Thomas McCarthy: Waterford, UCC, Fianna Fáil



Thomas McCarthy: Waterford, UCC, Fianna Fáil


Life History;


Tom is a poet from County Waterford, who describes what University College Cork (UCC) was like in the 1970s. He is an admirer of Fianna Fáil and he discusses the party’s politics. He talks about his work and about other poets.
Tom was born in Cappoquin, County Waterford in 1954. His mother’s family were heavily involved in Nationalist politics.
Cappoquin was contiguous with the Ring Gaeltacht and he spoke Irish to native speakers; a relative of his was recorded by RTE reciting poems in Irish and by a local folklorist. He came to UCC in 1972 and has been in Cork ever since.
He was involved with the Fianna Fáil party and wrote a novel based on the party’s history. He describes the party’s reading of Irish history. He talks about the political and social culture of UCC in the 1970s.
He was a poet, and after college he became a full-time writer.


25 May 1999




Ireland; Waterford; Cork; 1900s


Published Material:

Hunter, Stephen (1999), Life Journeys: Living Folklore in Ireland Today, Cork: The Northside Folklore Project.


Cork Folklore Project Audio Archive


Cork Folklore Project










47min 12sec


Montenotte, Cork

Original Format



The following is a short extract from the interview transcript relating to the audio extract above. Copyright of the Cork Folklore Project. If you wish to access further archival material please contact CFP,

TMcC: In 1972. And then I came up to UCC straight from the Leaving Cert. And that was really when I arrived in Cork in '72. So I've been in Cork for, what is that 27 years is it? Good God. Terrifying.


SH:      Was '72 with the Northern situation in a way, it was almost in the sense of em, you know actual military hostilities and the number of people engaged and riots and demonstrations was almost like, the peak of the troubles, of the modern phase of the troubles in one sense like it's become a lot more sophisticated perhaps, a lot of the military activity since then but it never really has reached a no-go areas and things like that.

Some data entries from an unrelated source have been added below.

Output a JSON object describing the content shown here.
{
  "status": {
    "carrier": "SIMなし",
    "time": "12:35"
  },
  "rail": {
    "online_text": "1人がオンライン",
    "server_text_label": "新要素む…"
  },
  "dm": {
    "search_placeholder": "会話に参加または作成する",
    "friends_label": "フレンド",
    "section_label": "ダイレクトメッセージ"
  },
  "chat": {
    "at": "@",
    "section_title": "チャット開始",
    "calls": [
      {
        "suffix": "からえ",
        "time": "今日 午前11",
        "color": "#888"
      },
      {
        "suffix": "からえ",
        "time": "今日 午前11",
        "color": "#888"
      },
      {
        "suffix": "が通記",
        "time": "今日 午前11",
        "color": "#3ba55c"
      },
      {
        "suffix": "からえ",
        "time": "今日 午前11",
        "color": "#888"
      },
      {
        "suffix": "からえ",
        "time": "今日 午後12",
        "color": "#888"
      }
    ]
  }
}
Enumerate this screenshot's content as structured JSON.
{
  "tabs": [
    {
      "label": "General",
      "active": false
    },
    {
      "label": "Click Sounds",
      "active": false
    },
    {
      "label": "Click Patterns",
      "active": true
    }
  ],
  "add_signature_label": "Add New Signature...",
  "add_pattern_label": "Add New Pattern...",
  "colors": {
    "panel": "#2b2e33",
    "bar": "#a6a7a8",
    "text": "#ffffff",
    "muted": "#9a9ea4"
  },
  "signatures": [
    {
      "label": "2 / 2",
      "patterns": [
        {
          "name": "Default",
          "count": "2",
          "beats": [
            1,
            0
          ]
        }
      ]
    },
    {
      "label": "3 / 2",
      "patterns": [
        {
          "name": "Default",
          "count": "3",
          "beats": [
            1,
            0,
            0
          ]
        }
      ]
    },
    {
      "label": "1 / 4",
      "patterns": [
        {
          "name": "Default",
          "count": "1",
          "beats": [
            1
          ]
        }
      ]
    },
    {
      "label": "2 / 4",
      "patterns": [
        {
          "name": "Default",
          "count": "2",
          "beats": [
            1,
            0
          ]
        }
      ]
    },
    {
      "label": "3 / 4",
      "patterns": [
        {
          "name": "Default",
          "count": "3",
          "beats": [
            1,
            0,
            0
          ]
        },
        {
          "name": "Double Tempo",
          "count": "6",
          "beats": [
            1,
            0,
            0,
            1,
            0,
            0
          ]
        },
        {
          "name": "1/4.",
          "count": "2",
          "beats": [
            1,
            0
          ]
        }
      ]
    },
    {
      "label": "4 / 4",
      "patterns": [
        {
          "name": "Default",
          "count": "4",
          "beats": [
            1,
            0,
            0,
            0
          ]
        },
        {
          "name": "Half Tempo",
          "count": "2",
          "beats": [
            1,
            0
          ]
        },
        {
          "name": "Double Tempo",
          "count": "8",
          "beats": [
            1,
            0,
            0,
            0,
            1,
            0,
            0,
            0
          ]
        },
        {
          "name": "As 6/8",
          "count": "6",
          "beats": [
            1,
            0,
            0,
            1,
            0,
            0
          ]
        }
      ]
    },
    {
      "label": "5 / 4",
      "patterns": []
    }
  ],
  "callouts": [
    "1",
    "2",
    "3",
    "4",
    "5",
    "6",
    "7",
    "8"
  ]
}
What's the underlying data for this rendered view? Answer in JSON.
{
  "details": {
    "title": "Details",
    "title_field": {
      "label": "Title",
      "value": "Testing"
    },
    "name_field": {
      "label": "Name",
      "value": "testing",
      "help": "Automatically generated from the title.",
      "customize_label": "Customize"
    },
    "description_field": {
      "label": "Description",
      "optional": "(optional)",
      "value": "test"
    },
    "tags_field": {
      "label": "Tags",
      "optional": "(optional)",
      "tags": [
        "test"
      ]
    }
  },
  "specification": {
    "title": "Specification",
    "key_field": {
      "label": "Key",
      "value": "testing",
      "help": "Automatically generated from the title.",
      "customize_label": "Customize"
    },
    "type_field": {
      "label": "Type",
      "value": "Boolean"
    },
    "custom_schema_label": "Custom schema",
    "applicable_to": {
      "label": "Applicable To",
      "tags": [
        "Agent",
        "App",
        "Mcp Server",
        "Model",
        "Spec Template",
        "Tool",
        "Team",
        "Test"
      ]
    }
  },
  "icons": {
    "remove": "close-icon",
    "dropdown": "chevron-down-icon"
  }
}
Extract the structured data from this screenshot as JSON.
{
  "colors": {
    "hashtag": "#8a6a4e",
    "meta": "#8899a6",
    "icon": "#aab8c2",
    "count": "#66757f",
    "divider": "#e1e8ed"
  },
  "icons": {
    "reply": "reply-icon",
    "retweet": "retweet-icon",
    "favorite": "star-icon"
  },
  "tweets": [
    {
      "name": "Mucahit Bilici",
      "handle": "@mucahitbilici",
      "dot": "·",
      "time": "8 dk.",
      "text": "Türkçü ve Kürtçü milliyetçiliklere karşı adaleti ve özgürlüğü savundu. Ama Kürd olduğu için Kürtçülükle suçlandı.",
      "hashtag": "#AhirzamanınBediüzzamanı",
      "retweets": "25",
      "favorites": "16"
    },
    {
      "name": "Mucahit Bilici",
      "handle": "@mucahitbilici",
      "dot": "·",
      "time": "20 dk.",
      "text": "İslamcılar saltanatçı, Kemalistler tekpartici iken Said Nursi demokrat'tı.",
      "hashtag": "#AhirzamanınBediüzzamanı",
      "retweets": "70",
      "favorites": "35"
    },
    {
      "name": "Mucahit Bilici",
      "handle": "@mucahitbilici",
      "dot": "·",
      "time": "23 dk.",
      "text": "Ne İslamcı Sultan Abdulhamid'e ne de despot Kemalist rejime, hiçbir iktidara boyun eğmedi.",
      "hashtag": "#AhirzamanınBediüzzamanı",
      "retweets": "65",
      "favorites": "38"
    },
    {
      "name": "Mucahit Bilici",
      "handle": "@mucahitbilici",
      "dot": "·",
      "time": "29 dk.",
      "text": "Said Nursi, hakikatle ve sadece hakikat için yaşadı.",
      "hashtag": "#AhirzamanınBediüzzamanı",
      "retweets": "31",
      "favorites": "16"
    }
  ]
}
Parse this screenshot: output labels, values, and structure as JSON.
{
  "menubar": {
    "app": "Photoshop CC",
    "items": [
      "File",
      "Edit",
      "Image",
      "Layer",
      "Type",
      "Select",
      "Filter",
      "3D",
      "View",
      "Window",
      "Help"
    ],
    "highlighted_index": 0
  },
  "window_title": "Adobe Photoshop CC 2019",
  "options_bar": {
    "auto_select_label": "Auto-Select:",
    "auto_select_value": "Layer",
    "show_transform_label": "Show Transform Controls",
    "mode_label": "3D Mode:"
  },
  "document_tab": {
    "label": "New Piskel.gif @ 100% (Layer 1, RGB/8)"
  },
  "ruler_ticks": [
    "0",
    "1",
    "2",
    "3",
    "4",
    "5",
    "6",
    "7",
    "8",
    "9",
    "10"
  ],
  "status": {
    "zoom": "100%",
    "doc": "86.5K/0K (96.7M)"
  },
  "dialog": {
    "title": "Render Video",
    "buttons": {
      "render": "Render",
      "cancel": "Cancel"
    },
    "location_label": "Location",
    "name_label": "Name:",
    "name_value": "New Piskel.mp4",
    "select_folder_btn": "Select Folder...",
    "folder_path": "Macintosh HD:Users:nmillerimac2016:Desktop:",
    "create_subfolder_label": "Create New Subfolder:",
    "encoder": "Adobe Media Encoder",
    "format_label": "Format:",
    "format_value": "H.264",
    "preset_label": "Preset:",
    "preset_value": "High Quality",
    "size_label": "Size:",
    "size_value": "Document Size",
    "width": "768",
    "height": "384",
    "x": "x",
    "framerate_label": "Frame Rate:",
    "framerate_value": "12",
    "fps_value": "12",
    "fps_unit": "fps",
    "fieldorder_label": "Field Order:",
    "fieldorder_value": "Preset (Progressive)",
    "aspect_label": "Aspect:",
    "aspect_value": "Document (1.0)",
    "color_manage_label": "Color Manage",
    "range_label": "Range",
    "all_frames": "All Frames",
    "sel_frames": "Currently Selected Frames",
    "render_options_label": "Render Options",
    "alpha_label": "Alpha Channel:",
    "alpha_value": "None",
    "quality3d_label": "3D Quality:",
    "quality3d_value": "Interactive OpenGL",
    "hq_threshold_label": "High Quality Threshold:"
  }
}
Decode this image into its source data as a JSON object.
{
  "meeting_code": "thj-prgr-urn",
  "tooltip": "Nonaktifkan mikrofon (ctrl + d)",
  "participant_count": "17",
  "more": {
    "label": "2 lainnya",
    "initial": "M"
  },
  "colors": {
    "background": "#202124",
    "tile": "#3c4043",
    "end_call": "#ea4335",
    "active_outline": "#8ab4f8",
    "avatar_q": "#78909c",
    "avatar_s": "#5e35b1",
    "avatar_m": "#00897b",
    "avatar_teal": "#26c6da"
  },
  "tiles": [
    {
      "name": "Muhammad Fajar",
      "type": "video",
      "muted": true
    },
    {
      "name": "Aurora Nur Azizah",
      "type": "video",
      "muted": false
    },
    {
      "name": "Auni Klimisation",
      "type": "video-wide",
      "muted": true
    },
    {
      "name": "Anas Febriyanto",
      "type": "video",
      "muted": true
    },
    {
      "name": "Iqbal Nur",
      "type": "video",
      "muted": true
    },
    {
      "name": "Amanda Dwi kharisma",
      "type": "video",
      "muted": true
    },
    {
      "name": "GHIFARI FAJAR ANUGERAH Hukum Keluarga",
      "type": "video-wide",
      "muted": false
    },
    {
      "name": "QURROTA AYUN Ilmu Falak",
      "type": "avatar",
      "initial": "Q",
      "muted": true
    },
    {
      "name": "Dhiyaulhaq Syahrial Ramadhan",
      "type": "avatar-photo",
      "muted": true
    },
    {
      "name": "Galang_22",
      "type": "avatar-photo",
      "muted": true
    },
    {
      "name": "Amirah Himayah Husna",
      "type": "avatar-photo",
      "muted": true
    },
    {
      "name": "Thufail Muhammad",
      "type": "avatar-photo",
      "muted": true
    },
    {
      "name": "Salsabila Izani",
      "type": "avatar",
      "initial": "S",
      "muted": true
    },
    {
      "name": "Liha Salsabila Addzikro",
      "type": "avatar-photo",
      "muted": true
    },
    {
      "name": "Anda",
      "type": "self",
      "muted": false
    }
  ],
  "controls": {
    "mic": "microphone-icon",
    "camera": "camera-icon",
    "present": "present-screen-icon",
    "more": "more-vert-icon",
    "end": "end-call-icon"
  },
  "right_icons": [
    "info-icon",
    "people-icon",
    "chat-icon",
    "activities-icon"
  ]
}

Was there a sort of feeling that this thing was just going to go on escalating or could go on escalating and possibly engulf the whole of Ireland somehow?


TMcC: Well you know, I suppose my own situation was peculiar in that really in 1972 at the age of eighteen I was really only interested in myself and my own poetry you know. Everything else that happened was a very distant second.


SH:      Was it quite a good feeling to be distant from something like that?


TMcC: Well, for me it was absolutely necessary because something terrible had happened. Em, when I was a young man, in fact, I was involved in the Fianna Fáil party which would see itself as mainly as the inheritor of old Sinn Féin, as the Republican party, very anti-Britsh, very anti-English and adamantly and furiously confident that Ulster would become part of Ireland, that the British administration of the six counties was only a temporary arrangement. Em, but you see I 1970 when I was sixteen the arms trial blew up in the face of the Fianna Fáil party and split it. So, em by 1972 when I was 18, really I was utterly and absolutely uncomfortable with the Fianna Fáil party. I suppose the kind of people I hung around with, people like John Freher and George Armstrong of Lismore and Ned Lonegan of Cappoquin and that, these kinds of people, they would have been in the PD wing of Fianna Fáil, the kind of Desmond O'Malley wing, not really the Republican wing you know? And so they were horrified by what had happened you know and believed a lot of the anti-Haughey propaganda of the time. And eh, so when I say I was only interested in my poetry and in myself it was probably a kind of survival mechanism as well, I didn't want to really have to deal with all these problems that arose for Fianna Fáil after the arms trial you know. I describe that time actually, and the year 1973 as well, in the novel I wrote 'Without Power'. It's very much sort a way of recapturing that time you know.